Bosses own strong opinions
Henry and Co. talk a good game
FORT MYERS, Fla. - Red Sox owner John Henry has called on baseball to scrap its revenue-sharing program and replace it with a more stringent payroll tax. But what Henry considers an unfair system is not going to drive him out of the game.
“We’re not going anywhere,’’ he said yesterday. “We adore, we love this franchise. We speak every day on the phone, seven days a week. We are so committed to this franchise. It has been so much fun and so rewarding for us personally.’’
Henry, chairman Tom Werner, and team president Larry Lucchino met with reporters after speaking to the team before the first full-squad workout. The trio voiced optimism for the coming season.
“We think this is a very strong team, I think stronger than last year,’’ Henry said.
Said Lucchino: “One thing we’ve been saying since Day One is that our obligation is to build a team that is worthy of fan support, year in and year out. We think we have done that.
“There’s a balance to this team that’s really important. People are focusing on offense. We’ve been saying from the beginning that it’s all about balance.’’
Werner even offered what could be interpreted as a bold prediction.
“We said something that was a bit cocky when we came in, that we would try to win multiple World Series,’’ he said. “Hopefully we won’t stop at two.’’
The owners said plans for a new spring training facility to open in 2012 remain firm despite the recent news that Lee County has downsized the project for economic reasons.
“We’ve had nothing but healthy, productive conversations with the officials down here,’’ said Werner. “We’ve had very good dialogue.’’
Plans for the new facility are expected to be unveiled within the coming weeks.
Lucchino said the new complex would be modeled after Fenway Park in terms of the field dimensions.

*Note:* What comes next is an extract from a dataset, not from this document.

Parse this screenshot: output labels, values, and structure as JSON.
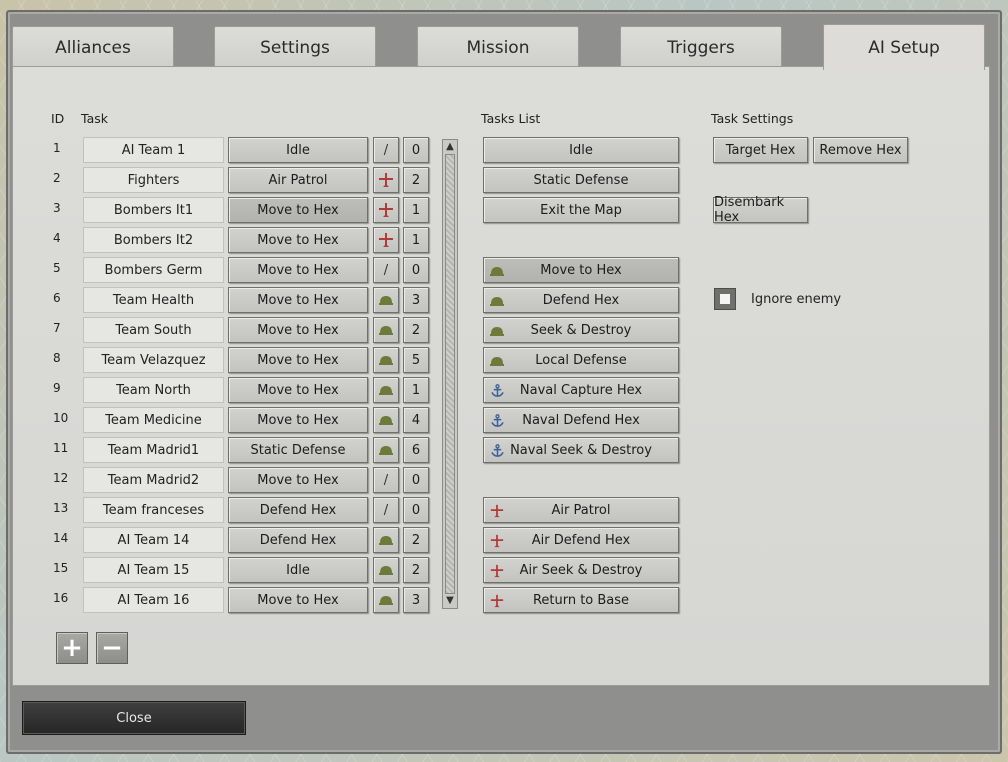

Lee County officials, he said, are hopeful of luring a team to replace the Red Sox at City of Palms Park. The Red Sox already share Fort Myers with the Twins.
The trio also touched on some other subjects:
■The field at Fenway Park in the wake of the Winter Classic: “It obviously got a lot of wear and tear,’’ Lucchino said. “It needs to be resodded, and that process hasn’t begun yet. We’ll know better in about two or three weeks. It required resodding over a significant part of the field.’’
The inclement weather in Boston isn’t helping that.
“I’m not a student of the growing season and the sodding process, but what I’m told is that, yes, the success of the resodding can be adversely affected by the weather,’’ Lucchino said. “That’s why these calls for us to do another Winter Classic or have more hockey games at Fenway, all of those things we just push to the side and put on hold.’’
■Their failed bid for the 2012 All-Star Game: “Very disappointed,’’ Henry said of the decision to give the game to Kansas City.
“He did make a valiant fight for it,’’ Werner said.
■Continuing the 550-game home-sellout streak: “It is a challenge,’’ Lucchino said. “But we think the fan loyalty is so broad and so deep that there’s a good chance it will continue. Once you get to this level, you’re at a new place and it’s very hard to predict what will happen.’’
Lucchino said ticket sales were a “tick behind’’ a year ago. But the team is having more difficulty with corporate sponsorships.
Lucchino said Fenway Park would have some “cool’’ improvements for fans this season as far as restroom and concession facilities but indicated that significant changes are not in the works.
The advent of testing for performance-enhancing drugs has placed more emphasis on having a well-balanced team and less on the idea of building a lineup around a few beefy sluggers.
“You don’t necessarily need that to be a good offense,’’ said Dustin Pedroia. “The Angels were second in the league [in scoring] last year and they had one guy hit 30 home runs. You don’t need everyone hitting 30 home runs to be a good offensive team.’’
For a guy who professes not to care about statistics, Pedroia came up with good ones. The Angels were second in the American League with 883 runs, and only Kendry Morales, with 34, hit more than 25 home runs.
The 2008 Rays are another good example. They went to the World Series with a lineup that featured only one hitter (Carlos Pena) who reached 30 home runs and 100 RBIs.
“The game has changed a little bit from five or six years ago,’’ Pedroia said. “We have guys who can hit 30, 35 home runs. We have a lot of guys who can do that. But a lot of our players, they can find other ways to score. That makes it fun.’’
Peter Abraham can be reached at firstname.lastname@example.org. Follow him on Twitter @peteabe.